The Appellate Division stated that "the limiting language contained in the 'disclaimer' had absolutely no bearing on plaintiff's treatment and diagnosis and, consequently, should not have been admitted."8 Once again, the inadmissible statement bore on the ultimate issue to be decided by the jury and the error could not be considered harmless. The defendants' primary defense was that the plaintiff's high level of intoxication resulted in a loss of visual acuity, balance and judgment, and that accordingly the plaintiff's intoxication was the sole proximate cause of her accident. "Allowing the disclaimer into evidence permitted the jury to speculate on the validity of the blood alcohol contents, thereby unduly prejudicing defendants' defense."9

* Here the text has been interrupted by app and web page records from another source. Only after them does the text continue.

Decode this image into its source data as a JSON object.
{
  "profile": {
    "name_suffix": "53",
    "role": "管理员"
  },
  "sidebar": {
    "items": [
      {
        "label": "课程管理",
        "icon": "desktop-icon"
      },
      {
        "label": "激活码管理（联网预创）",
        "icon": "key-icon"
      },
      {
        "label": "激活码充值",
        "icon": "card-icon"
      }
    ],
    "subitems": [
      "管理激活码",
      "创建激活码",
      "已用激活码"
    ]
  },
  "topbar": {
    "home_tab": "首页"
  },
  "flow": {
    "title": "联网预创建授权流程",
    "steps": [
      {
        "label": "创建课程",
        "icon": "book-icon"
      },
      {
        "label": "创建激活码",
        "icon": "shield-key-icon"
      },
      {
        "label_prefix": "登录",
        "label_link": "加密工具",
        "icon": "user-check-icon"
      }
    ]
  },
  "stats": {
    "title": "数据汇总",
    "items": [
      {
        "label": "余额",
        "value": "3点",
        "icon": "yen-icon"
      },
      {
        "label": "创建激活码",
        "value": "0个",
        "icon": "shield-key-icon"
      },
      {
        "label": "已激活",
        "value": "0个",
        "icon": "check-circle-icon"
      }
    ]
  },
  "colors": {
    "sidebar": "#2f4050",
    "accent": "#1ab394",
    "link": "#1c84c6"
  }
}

A party seeking to establish the applicability of a hearsay exception must establish that the evidence in question is reliable.10 Entries in records regarding the manner of causation of an injury that might otherwise be germane to diagnosis and treatment are nevertheless inadmissible where the source of the information is unknown, or might have been part of the history provided by an interested party such as the patient.11 For example, in Ginsberg v. North Shore Hospital the Second Department approved the trial court's redaction of certain portions of the infant plaintiff's medical records stating that her condition was attributable to kernicterus, where the authoring physician was not present at birth and there was no reference to kernicterus in the labor and delivery records.
The Second Department noted that "…the references to the diagnoses appear to have come from other unknown charts or records, and may have been part of the history relayed by the plaintiff herself or her counsel. As such, the trial court properly redacted these references."12
With an underlying fact pattern that is complex, and a close nexus between the author of the hearsay and the parties to the lawsuit, the issues surrounding hearsay in medical records can become complicated for the court and counsel. The point is illustrated by a recent non-reported trial in which the patient's primary care physician referred him to a treating urologist for a large kidney stone. The treating urologist discussed the treatment options with the patient, and although the stone was large, they agreed on a course of lithotripsy to break up the stone into fragments which would presumably pass, rather than more invasive treatment.
The treating urologist performed three shock wave lithotripsy procedures which were moderately successful in breaking up the kidney stone, but the patient ultimately had a large fragment of the stone lodge in his ureter, and became septic. At the same time he had multiple comorbidities which precipitated him into renal failure and required hospitalization. The patient was unhappy about the situation, and the primary care physician transferred his care to the consulting urologist at another facility. The consulting urologist performed a five-hour procedure to remove the stone fragment from the patient's ureter with arguably serious sequelae.
The hearsay problem arose as a result of notes in the records of both the subsequent treating hospital and the consulting urologist which included statements to the following effect.